fb-pixel Skip to main content
Chad Finn | Sports Media

In defense of Joe Buck and Troy Aikman

Top network NFL broadcast teams, ranked objectively, precisely, and beyond dispute:

1: Al Michaels and Cris Collinsworth, Sunday Night Football, NBC.

2: Joe Buck and Troy Aikman, Fox.

3: Ian Eagle and Dan Fouts, CBS.

3,327: Greg Gumbel and Trent Green, CBS.

So those are as subjective as it gets, and while I happen to believe the order is precise and accurate, I suspect this doesn’t prevent dispute, but invite it. Further suspicion: It is the runner-up ranking of the Buck/Aikman tandem that will draw the most you-actually-like-those-guys? ire.

I do. They’re not quite the equal to the Michaels/Collinsworth standard-bearer on NBC, which is interesting since Collinsworth used to share the Fox booth with Buck and Aikman. But they are superior to CBS’s overfamiliar No. 1 team of Jim Nantz and Phil Simms and still ahead of the unsung Eagle/Fouts pairing, which was elevated this year to the network’s No. 2 spot, held recently by Gumbel and Dan Dierdorf.

I never thought I’d miss Dierdorf, whose habit of using 37 words where one would suffice quickly canceled out his jovial approach. But Green, the former quarterback and newcomer to the booth who has joined Gumbel to call two Patriots games already this season, makes Dierdorf seem downright spare with words by comparison.


The willingness to pull back from the microphone and let the cameras tell the story in the aftermath of a crucial play is why I appreciate Buck and Aikman, the former in particular. I was reminded of this a couple of times during Fox’s “America’s Game of the Week” broadcast between the 49ers and Eagles Sunday, most notably during and after 49ers quarterback Colin Kaepernick’s 55-yard touchdown pass to Frank Gore in the second quarter.

“Kaepernick rolls to his left, throws across the field,’’ said Buck. “Gore left all alone . . . Frank Gore . . . still going . . . for the touchdown. No flags.”


Then, as the cameras hopped to various scenes showing the Niners’ celebrations and the Eagles’ frustrations, you know what Buck and Aikman said? Nothing. They were silent for 15 seconds.

I appreciated that they let the moment breathe, though it probably shouldn’t have been a surprise. Sometimes we neglect to recognize the strengths of this particular broadcast team.

The Patriots will play on Fox three times this season, but the only one that lines up now to be a Buck/Aikman call is Nov. 23 against the Lions. (The others are Oct. 12 at the Bills and Oct. 26 vs. the Bears at Gillette Stadium.)

Buck, who has called four Super Bowls and 16 World Series (including the last 14), is as high-profile as it gets, yet he has a history of checking his ego at the door in the biggest moments.

Remember his call of the final out of the 2004 World Series, a chopper to closer Keith Foulke by Cardinals shortstop Edgar Renteria?
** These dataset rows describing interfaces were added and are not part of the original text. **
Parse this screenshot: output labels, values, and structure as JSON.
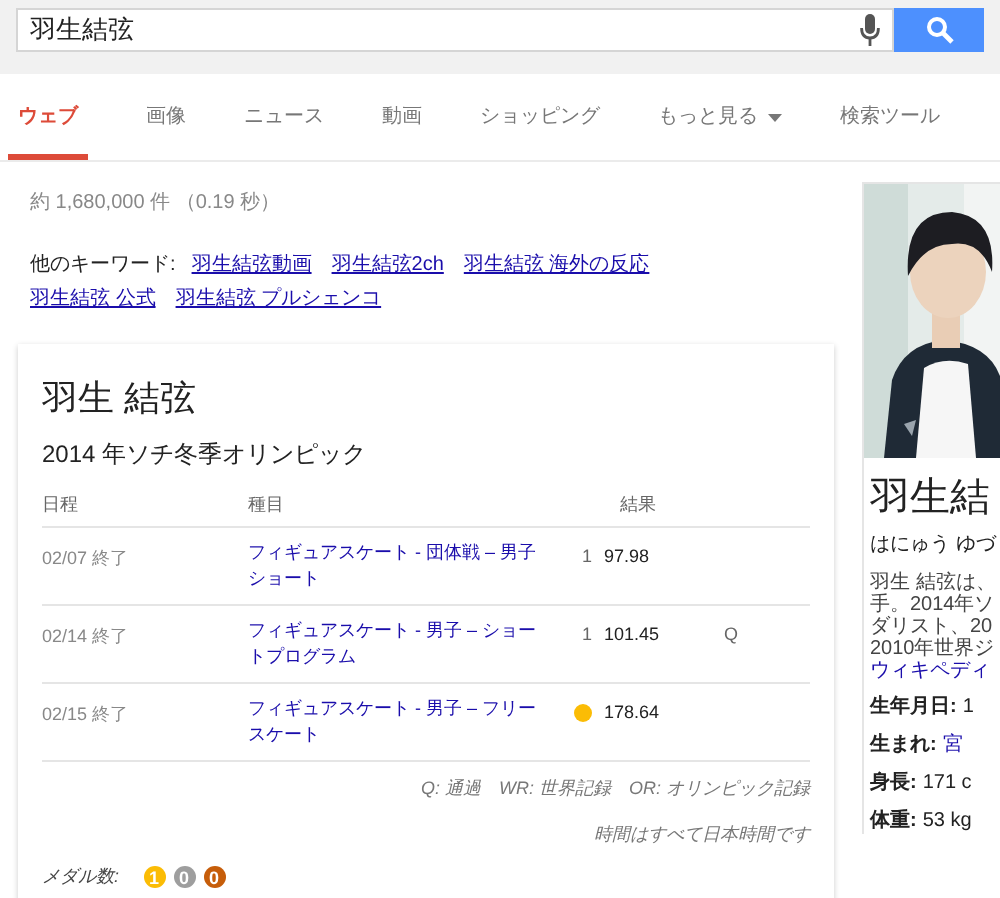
{
  "search": {
    "value": "羽生結弦"
  },
  "tabs": [
    {
      "label": "ウェブ",
      "selected": true,
      "menu": false
    },
    {
      "label": "画像",
      "selected": false,
      "menu": false
    },
    {
      "label": "ニュース",
      "selected": false,
      "menu": false
    },
    {
      "label": "動画",
      "selected": false,
      "menu": false
    },
    {
      "label": "ショッピング",
      "selected": false,
      "menu": false
    },
    {
      "label": "もっと見る",
      "selected": false,
      "menu": true
    },
    {
      "label": "検索ツール",
      "selected": false,
      "menu": false
    }
  ],
  "result_stats": "約 1,680,000 件 （0.19 秒）",
  "related": {
    "label": "他のキーワード:",
    "links": [
      "羽生結弦動画",
      "羽生結弦2ch",
      "羽生結弦 海外の反応",
      "羽生結弦 公式",
      "羽生結弦 プルシェンコ"
    ]
  },
  "card": {
    "title": "羽生 結弦",
    "subtitle": "2014 年ソチ冬季オリンピック",
    "columns": [
      "日程",
      "種目",
      "結果"
    ],
    "rows": [
      {
        "date": "02/07 終了",
        "event": "フィギュアスケート - 団体戦 – 男子ショート",
        "kind": "rank",
        "rank": "1",
        "score": "97.98"
      },
      {
        "date": "02/14 終了",
        "event": "フィギュアスケート - 男子 – ショートプログラム",
        "kind": "rank",
        "rank": "1",
        "score": "101.45",
        "note": "Q"
      },
      {
        "date": "02/15 終了",
        "event": "フィギュアスケート - 男子 – フリースケート",
        "kind": "medal",
        "color": "#fbbc05",
        "score": "178.64"
      }
    ],
    "legend": "Q: 通過　WR: 世界記録　OR: オリンピック記録",
    "timezone_note": "時間はすべて日本時間です",
    "medals": {
      "label": "メダル数:",
      "counts": [
        {
          "count": "1",
          "color": "#fbbc05"
        },
        {
          "count": "0",
          "color": "#9e9e9e"
        },
        {
          "count": "0",
          "color": "#c65d0a"
        }
      ]
    }
  },
  "panel": {
    "picture": {
      "kind": "picture"
    },
    "name": "羽生結",
    "reading": "はにゅう ゆづ",
    "description": [
      "羽生 結弦は、",
      "手。2014年ソ",
      "ダリスト、20",
      "2010年世界ジ"
    ],
    "source": "ウィキペディ",
    "facts": [
      {
        "label": "生年月日:",
        "value": "1",
        "link": false
      },
      {
        "label": "生まれ:",
        "value": "宮",
        "link": true
      },
      {
        "label": "身長:",
        "value": "171 c",
        "link": false
      },
      {
        "label": "体重:",
        "value": "53 kg",
        "link": false
      }
    ]
  }
}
Of course you do; it was pitch-perfect and instantly timeless: “Back to Foulke. Red Sox fans have longed to hear it: The Boston Red Sox are World Champions.”

Buck tends to get a disproportionate ration of grief. Much of it is unjust. He has deep roots with the St. Louis Cardinals, where his father, the beloved Jack Buck, is an icon.

But it has never come through in a broadcast I’ve heard.


Buck can project as smug, and his sensibilities can seem delicate, such as when then-Vikings receiver Randy Moss feigned mooning Packers fans during a 2005 game, a juvenile but funny act Buck deemed disgusting.

He was also complicit, along with his longtime baseball broadcast partner Tim McCarver, in turning so many Yankees-Red Sox games through the years into Derek Jeter fawn-fests. Thank goodness Fox didn’t have the call of his career finale yesterday. It would have been saccharine, sappy and insufferable.

But that doesn’t diminish what Buck does well. He sets up Aikman with a conversational deftness that makes the former Cowboys quarterback come across as casually candid, such as when he noted after Gore scored Sunday, “They’ve been trying to put him out to pasture here for years.”

The standard for understated game-calling was set by Pat Summerall a generation ago. His call of Adam Vinatieri’s winning field goal in Super Bowl XXXVI is almost comical in its sparseness. “And it’s right down the pipe . . . Adam Vinatieri, no time on the clock . . . and the Patriots have won Super Bowl 36. Unbelievable.”

Buck isn’t quite that understated. But on a network that is known for being anything but, and in an era when being the loudest can be lucrative, the unpretentious approach is worth appreciating.